**Problem statement:** Every record is to be restated exactly, with nothing left out.

*** Opening of Data provided ***

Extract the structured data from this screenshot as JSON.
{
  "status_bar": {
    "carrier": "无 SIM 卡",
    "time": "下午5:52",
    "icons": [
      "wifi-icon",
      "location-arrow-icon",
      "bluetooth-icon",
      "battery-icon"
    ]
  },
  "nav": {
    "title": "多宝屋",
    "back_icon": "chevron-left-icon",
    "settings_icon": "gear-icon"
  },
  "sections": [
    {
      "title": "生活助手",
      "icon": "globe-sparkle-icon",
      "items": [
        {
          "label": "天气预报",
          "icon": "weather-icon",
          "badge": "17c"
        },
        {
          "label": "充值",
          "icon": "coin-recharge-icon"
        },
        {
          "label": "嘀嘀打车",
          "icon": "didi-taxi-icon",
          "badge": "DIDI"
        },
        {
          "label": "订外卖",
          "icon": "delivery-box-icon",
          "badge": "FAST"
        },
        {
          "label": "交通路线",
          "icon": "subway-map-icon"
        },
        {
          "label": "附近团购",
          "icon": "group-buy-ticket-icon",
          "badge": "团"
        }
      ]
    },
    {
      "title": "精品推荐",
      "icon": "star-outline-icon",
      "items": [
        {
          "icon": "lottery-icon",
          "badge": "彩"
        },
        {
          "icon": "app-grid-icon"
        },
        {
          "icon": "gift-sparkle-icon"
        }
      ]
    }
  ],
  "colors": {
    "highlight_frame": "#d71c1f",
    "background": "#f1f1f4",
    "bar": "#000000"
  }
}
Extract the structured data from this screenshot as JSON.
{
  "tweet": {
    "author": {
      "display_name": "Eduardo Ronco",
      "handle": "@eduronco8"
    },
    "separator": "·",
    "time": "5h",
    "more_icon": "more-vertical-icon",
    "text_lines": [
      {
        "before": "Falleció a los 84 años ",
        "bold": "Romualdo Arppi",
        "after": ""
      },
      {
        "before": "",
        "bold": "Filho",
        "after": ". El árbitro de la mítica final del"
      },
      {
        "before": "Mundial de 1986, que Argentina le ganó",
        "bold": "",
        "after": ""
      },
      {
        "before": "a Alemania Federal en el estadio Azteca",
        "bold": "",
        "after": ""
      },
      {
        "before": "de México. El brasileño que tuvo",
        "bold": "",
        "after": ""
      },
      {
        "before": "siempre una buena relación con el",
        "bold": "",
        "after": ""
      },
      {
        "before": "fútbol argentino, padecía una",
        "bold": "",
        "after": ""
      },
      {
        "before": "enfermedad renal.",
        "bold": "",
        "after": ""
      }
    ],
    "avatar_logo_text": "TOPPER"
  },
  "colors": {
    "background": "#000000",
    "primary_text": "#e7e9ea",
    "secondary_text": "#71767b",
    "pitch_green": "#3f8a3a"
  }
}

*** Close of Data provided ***

**Task result:**
Extract the structured data from this screenshot as JSON.
{
  "status_bar": {
    "carrier": "无 SIM 卡",
    "time": "下午5:52",
    "icons": [
      "wifi-icon",
      "location-arrow-icon",
      "bluetooth-icon",
      "battery-icon"
    ]
  },
  "nav": {
    "title": "多宝屋",
    "back_icon": "chevron-left-icon",
    "settings_icon": "gear-icon"
  },
  "sections": [
    {
      "title": "生活助手",
      "icon": "globe-sparkle-icon",
      "items": [
        {
          "label": "天气预报",
          "icon": "weather-icon",
          "badge": "17c"
        },
        {
          "label": "充值",
          "icon": "coin-recharge-icon"
        },
        {
          "label": "嘀嘀打车",
          "icon": "didi-taxi-icon",
          "badge": "DIDI"
        },
        {
          "label": "订外卖",
          "icon": "delivery-box-icon",
          "badge": "FAST"
        },
        {
          "label": "交通路线",
          "icon": "subway-map-icon"
        },
        {
          "label": "附近团购",
          "icon": "group-buy-ticket-icon",
          "badge": "团"
        }
      ]
    },
    {
      "title": "精品推荐",
      "icon": "star-outline-icon",
      "items": [
        {
          "icon": "lottery-icon",
          "badge": "彩"
        },
        {
          "icon": "app-grid-icon"
        },
        {
          "icon": "gift-sparkle-icon"
        }
      ]
    }
  ],
  "colors": {
    "highlight_frame": "#d71c1f",
    "background": "#f1f1f4",
    "bar": "#000000"
  }
}
Extract the structured data from this screenshot as JSON.
{
  "tweet": {
    "author": {
      "display_name": "Eduardo Ronco",
      "handle": "@eduronco8"
    },
    "separator": "·",
    "time": "5h",
    "more_icon": "more-vertical-icon",
    "text_lines": [
      {
        "before": "Falleció a los 84 años ",
        "bold": "Romualdo Arppi",
        "after": ""
      },
      {
        "before": "",
        "bold": "Filho",
        "after": ". El árbitro de la mítica final del"
      },
      {
        "before": "Mundial de 1986, que Argentina le ganó",
        "bold": "",
        "after": ""
      },
      {
        "before": "a Alemania Federal en el estadio Azteca",
        "bold": "",
        "after": ""
      },
      {
        "before": "de México. El brasileño que tuvo",
        "bold": "",
        "after": ""
      },
      {
        "before": "siempre una buena relación con el",
        "bold": "",
        "after": ""
      },
      {
        "before": "fútbol argentino, padecía una",
        "bold": "",
        "after": ""
      },
      {
        "before": "enfermedad renal.",
        "bold": "",
        "after": ""
      }
    ],
    "avatar_logo_text": "TOPPER"
  },
  "colors": {
    "background": "#000000",
    "primary_text": "#e7e9ea",
    "secondary_text": "#71767b",
    "pitch_green": "#3f8a3a"
  }
}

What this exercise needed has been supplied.